Once upon a time in the olden days, the teacher stood out front and taught the whole class the same material in the same way. Everyone was expected to do the same tasks, some passed and some failed and were labelled ever after. The focus was on teaching, not on learning. One size was supposed to fit all and if you learned in a different way, too bad for you.
Time passed and it turned out that everyone didn’t learn in the same way after all. The teacher realised that learners have different needs, interests and abilities. Differentiated instruction was invented. The teacher prepared different tasks for each group in her class and preparation now took a whole lot longer. The needs of the learner were being better catered for, but the teacher was up all night.
She needed to think about differentiation in a different way.
10 ways to differentiate learning…
1. Let go.
Give the students (at least some) ownership of their learning. Don’t always be the boss of the class, be part of the community of learners. Don’t make all the decisions. Allow choice. Encourage students to think about how they learn best. Have students decide how to demonstrate their learning.
2. Change your expectations.
One size does not fit all. Not everyone fits the traditional mould of school, but that doesn’t mean they can’t learn. You might need to change what you do. Remember you teach people, not subjects.
3. Change the sequence.
Learners don’t need total mastery of all the skills before they can apply them. Provide meaningful, authentic learning opportunities for everyone. Turn Bloom’s taxonomy on its head. All students can solve real problems and write for a real audience.
4. Use technology creatively.
Blogging, film making, global interactions, social media, photography, gaming (and much more!) …all provide naturally differentiated opportunities for learners with varied levels of ability, different interests and special talents.
5. Care about what matters to them.
Encourage learners to follow their interests. Know their story. Make their learning relevant. Connect with their passions… or help them to discover what they might be.
6. Assess for learning.
It’s not about a test at the end. Record student thinking and track development over time. Create meaningful assessment tasks that allow transfer of learning to other contexts. Think of everything as an assessment. Every piece of work, every blog post, every interaction, every conversation can tell us where a learner is at and where they need to go.
7. Embrace inquiry as a stance.
Create a culture of thinking, questioning, wondering and exploring. Start your questions with ‘What do you think?’ so that all responses are acceptable. Find ways to provoke learners’ curiosity and a desire to find out for themselves.
8. Don’t be the only teacher.
Students can learn from their peers, other teachers, parents, their on-line contacts, the world. Help them build their own personal learning network with and from whom they can learn.
9. Focus on learning, not work.
Make sure you and your students know the reason for every learning experience. Don’t give ‘busy work’. Don’t start by planning activities, start with the ‘why‘ and then develop learning experiences which will support independent learning.
10. Encourage goal setting and reflection.
Help students to define goals for their learning.
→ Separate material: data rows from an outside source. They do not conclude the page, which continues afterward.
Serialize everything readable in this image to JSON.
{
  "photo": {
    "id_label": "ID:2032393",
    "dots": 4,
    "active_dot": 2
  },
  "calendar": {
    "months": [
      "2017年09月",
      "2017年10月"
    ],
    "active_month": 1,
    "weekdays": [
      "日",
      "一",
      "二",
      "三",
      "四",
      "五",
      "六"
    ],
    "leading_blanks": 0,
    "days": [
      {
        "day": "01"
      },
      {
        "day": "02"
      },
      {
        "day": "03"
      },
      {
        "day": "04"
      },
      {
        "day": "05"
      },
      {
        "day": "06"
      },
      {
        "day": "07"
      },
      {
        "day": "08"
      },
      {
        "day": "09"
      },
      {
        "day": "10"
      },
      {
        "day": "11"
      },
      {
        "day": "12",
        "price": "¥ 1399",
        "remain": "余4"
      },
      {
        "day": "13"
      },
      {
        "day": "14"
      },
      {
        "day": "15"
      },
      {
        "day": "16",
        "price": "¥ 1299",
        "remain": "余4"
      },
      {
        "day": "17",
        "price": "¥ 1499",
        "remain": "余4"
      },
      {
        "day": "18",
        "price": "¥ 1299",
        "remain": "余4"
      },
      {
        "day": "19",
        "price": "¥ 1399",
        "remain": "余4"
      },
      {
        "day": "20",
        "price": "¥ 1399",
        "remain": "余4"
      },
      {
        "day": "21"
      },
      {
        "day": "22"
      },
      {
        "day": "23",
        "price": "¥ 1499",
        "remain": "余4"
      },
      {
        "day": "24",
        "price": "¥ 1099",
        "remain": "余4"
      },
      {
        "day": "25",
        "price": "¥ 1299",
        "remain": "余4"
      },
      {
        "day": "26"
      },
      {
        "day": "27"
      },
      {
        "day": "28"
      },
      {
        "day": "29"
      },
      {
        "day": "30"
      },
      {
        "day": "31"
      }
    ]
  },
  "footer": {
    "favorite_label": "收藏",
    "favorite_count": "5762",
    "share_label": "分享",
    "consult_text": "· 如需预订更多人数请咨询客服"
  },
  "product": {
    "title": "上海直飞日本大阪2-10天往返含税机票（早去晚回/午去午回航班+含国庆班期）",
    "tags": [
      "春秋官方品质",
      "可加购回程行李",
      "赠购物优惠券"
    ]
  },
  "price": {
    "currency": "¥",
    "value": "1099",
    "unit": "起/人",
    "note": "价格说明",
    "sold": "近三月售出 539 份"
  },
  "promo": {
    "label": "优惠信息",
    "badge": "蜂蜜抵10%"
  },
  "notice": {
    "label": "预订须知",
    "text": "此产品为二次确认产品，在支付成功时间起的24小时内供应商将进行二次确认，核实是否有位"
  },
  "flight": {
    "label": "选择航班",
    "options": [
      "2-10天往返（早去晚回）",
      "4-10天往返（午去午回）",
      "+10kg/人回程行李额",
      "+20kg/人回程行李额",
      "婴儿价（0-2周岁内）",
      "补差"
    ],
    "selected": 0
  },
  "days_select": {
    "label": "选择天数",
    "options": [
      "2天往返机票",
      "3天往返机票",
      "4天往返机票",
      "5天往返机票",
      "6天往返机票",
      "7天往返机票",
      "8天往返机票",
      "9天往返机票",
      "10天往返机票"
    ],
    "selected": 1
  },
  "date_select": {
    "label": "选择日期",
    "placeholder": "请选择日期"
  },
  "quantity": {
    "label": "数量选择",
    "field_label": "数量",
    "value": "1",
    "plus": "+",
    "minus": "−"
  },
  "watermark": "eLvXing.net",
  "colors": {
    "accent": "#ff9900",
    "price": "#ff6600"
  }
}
Provide opportunities for ongoing self-evaluation and reflection. Provide constructive, specific feedback. Student blogs are great tools for reflecting on learning and responding to their peers.
If you’re the teacher in the story above, take a look at this chart, highlighting the differences between differentiated instruction and personalised learning. Personalization vs Differentiation vs Individualization by Barbara Bray.